A recent change to the AnonyMonkey submissions platform for the popular UChicago Crushes and Secrets pages has left students concerned that their IP addresses and Facebook user IDs are being tracked. The changes came after a spam attack on the Crushes and Secrets pages paralyzed them both.
About a month ago, AnonyMonkey started requiring all submitters to log into the AnonyMonkey app with their Facebook profiles to submit posts on the pages using its app, which include UChicago Crushes and Secrets. AnonyMonkey is a submissions portal that is used to moderate posts on Facebook pages. Previously, users could submit posts without logging into anything.

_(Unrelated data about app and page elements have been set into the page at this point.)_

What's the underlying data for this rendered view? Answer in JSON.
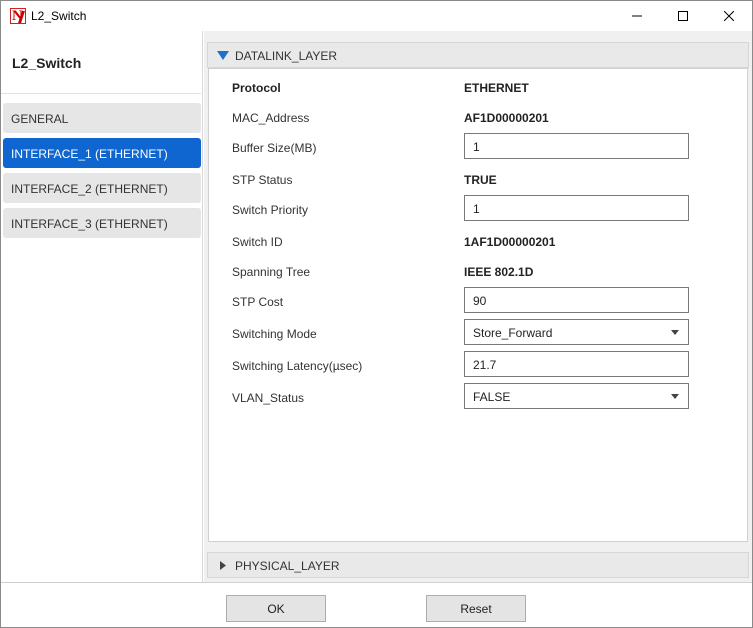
{
  "window": {
    "title": "L2_Switch",
    "icon": "app-logo-icon",
    "controls": [
      "minimize-icon",
      "maximize-icon",
      "close-icon"
    ]
  },
  "sidebar": {
    "device_name": "L2_Switch",
    "items": [
      {
        "label": "GENERAL",
        "active": false
      },
      {
        "label": "INTERFACE_1 (ETHERNET)",
        "active": true
      },
      {
        "label": "INTERFACE_2 (ETHERNET)",
        "active": false
      },
      {
        "label": "INTERFACE_3 (ETHERNET)",
        "active": false
      }
    ],
    "active_color": "#0f66d0"
  },
  "datalink": {
    "header": "DATALINK_LAYER",
    "expanded": true,
    "fields": {
      "protocol": {
        "label": "Protocol",
        "value": "ETHERNET"
      },
      "mac_address": {
        "label": "MAC_Address",
        "value": "AF1D00000201"
      },
      "buffer_size": {
        "label": "Buffer Size(MB)",
        "value": "1"
      },
      "stp_status": {
        "label": "STP Status",
        "value": "TRUE"
      },
      "switch_priority": {
        "label": "Switch Priority",
        "value": "1"
      },
      "switch_id": {
        "label": "Switch ID",
        "value": "1AF1D00000201"
      },
      "spanning_tree": {
        "label": "Spanning Tree",
        "value": "IEEE 802.1D"
      },
      "stp_cost": {
        "label": "STP Cost",
        "value": "90"
      },
      "switching_mode": {
        "label": "Switching Mode",
        "value": "Store_Forward"
      },
      "switching_latency": {
        "label": "Switching Latency(µsec)",
        "value": "21.7"
      },
      "vlan_status": {
        "label": "VLAN_Status",
        "value": "FALSE"
      }
    }
  },
  "physical": {
    "header": "PHYSICAL_LAYER",
    "expanded": false
  },
  "footer": {
    "ok_label": "OK",
    "reset_label": "Reset"
  }
}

This change was quickly posted on the popular Facebook group Overheard at UChicago. The post claimed that UChicago Crushes and Secrets were now not fully anonymous, as AnonyMonkey could be storing Facebook user IDs, access tokens, or IP addresses. IP addresses are unique identifiers for devices on the Internet, though they cannot be linked to individual people. Facebook access tokens are unique strings of characters that allow an app to identify individual users. Facebook user IDs are unique strings of characters that appear at the end of the URL of a user’s public profile.
Zihan Xu, the creator of AnonyMonkey, said that the app does not actually allow human access to posters’ personal information. “We purposefully avoid asking them to do that,” he said.
Second-year Connor Soltas, who has worked professionally in front-end coding over the past two summers, says it’s possible that AnonyMonkey has set up their service in a way that no human would have access to any personal information even if the computer system gains access to it, but that there’s no way to prove this. “They actually create the objects that would be necessary to store it,” Soltas said. “If AnonyMonkey records Facebook user IDs…then the AnonyMonkey platform obviously has access to that information. But it would definitely be possible to design a platform that makes use of those IDs, say to send notifications, without ever revealing them to humans,” he said.
It seems, however, that while by default AnonyMonkey does not report posters’ personal information, it’s possible for the app to do so. A former editor of UChicago Secrets who wished to remain anonymous showed The Maroon a Facebook chat from one of Secrets’ editors in which the editors were discussing how to discover who had sent several personally threatening submissions to the page. One of the editors wrote: “I know the guy that owns the submission form website. He says he can’t track who submitted them retroactively. But he’s saving the logs.”
When asked about this, the quoted editor wrote in an e-mail, “Web applications normally have the ability to log the IP addresses of anyone who connects to them—whoever submits a post, in this case—but don’t for a variety of reasons: the actual text file can get quite big, etc. In this case I imagine that they turned on some ‘save connection log’ feature so as to see if we could identify the person.” It is impossible to know how often AnonyMonkey turns on this feature.
Xu said the only reason that the Facebook verification system was added to AnonyMonkey was because someone had spammed UChicago Crushes and Secrets with thousands of submissions over the course of a weekend. In order to stop this bot, Xu said he put in a Facebook verification requirement.
While instituting a required Facebook login rather than using less intrusive methods such as a reCAPTCHA may seem somewhat heavy-handed, Soltas believes that there is likely no malicious intent behind the changes. “It doesn’t seem like any of the protocols that they have introduced to prevent spamming are intentionally against students’ interest as much as quick and dirty solutions to problems a lot of third-party Facebook add-on applications would be facing,” he said. “It seems like it was done in good faith after someone spammed them with thousands and thousands of posts that makes for a terrible user experience on the part of the page manager when they have to say ‘reject, reject, reject’ to every single spam post.”
Xu admitted that, as an Internet app, AnonyMonkey cannot be fully anonymous. “Here’s the thing with anonymity—nothing’s anonymous in cyberspace. Even Yik Yak claims to be fully anonymous [and] actually tracks individuals’ device IDs…. I really want to create this. It’s not an anonymous space, but a more comfortable space, because when we think about this, when people talk on Yik Yak and people are talking on Secrets and Crushes, people really just try to find a comfortable space where they can express themselves. I don’t think people care about being anonymous that much, but being comfortable, and anonymous is really a medium to help them express themselves. That’s what we’re trying to do.”
This article will be followed on April 10 by a second investigative piece covering spam attacks on UChicago Crushes and Secrets. Additional reporting by Forrest Sill and Katherine Vega.